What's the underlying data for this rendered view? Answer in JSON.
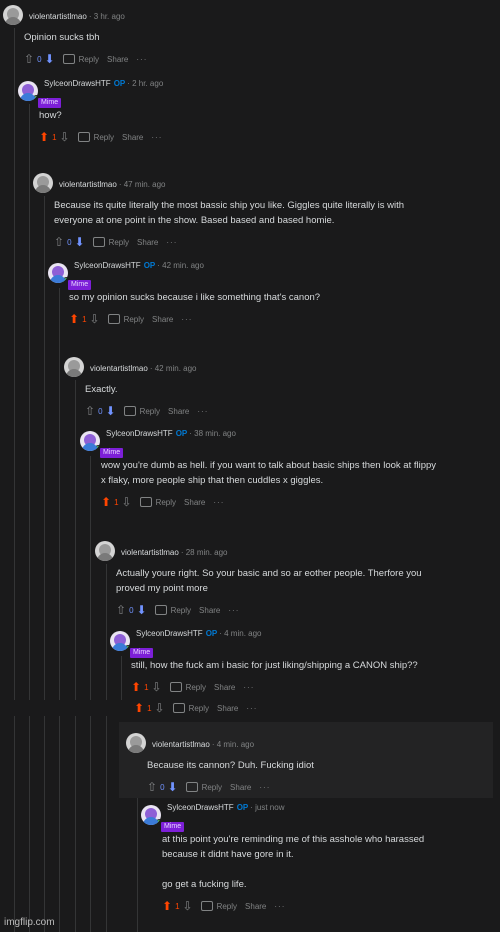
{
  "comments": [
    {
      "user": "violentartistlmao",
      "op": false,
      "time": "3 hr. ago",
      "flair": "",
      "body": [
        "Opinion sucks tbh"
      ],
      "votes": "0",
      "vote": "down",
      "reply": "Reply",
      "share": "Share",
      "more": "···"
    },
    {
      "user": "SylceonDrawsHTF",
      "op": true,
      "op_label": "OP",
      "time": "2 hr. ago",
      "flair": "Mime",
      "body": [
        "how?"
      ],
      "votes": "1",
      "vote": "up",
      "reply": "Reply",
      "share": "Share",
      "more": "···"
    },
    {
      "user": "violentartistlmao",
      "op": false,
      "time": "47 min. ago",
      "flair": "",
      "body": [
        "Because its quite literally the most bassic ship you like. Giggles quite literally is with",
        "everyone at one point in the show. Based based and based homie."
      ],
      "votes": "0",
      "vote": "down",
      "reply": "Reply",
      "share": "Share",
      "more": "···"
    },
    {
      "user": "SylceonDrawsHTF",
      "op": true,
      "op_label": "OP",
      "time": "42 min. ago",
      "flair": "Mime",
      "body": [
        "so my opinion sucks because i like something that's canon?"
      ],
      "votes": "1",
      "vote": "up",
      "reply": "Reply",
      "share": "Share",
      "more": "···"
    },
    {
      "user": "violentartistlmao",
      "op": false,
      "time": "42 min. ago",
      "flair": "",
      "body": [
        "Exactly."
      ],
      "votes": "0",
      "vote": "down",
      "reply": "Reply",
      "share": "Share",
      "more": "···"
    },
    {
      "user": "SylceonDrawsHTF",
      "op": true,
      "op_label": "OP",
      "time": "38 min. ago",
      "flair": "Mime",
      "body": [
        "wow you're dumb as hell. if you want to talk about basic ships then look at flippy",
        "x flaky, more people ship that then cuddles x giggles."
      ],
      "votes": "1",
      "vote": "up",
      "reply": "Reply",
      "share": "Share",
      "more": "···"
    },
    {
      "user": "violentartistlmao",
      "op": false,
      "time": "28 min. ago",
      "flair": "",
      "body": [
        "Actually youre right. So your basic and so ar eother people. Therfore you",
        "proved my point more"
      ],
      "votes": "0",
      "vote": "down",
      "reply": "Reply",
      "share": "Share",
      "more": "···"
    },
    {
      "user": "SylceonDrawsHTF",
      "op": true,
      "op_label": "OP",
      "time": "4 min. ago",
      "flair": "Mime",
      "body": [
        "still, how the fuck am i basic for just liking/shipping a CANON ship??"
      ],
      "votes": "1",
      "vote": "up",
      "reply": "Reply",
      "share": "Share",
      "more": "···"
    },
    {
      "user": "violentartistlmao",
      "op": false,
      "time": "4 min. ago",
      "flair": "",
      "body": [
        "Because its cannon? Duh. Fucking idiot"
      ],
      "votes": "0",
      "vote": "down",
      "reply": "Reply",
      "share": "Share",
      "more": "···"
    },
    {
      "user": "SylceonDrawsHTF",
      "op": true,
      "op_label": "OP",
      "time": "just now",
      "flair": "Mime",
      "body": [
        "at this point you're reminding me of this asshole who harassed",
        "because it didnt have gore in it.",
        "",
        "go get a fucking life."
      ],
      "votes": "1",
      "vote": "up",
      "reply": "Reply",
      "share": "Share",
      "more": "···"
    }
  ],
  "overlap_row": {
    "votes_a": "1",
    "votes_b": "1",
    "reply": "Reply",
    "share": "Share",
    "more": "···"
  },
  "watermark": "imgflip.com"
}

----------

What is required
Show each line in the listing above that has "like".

Solution for this problem
        "Because its quite literally the most bassic ship you like. Giggles quite literally is with",
        "so my opinion sucks because i like something that's canon?"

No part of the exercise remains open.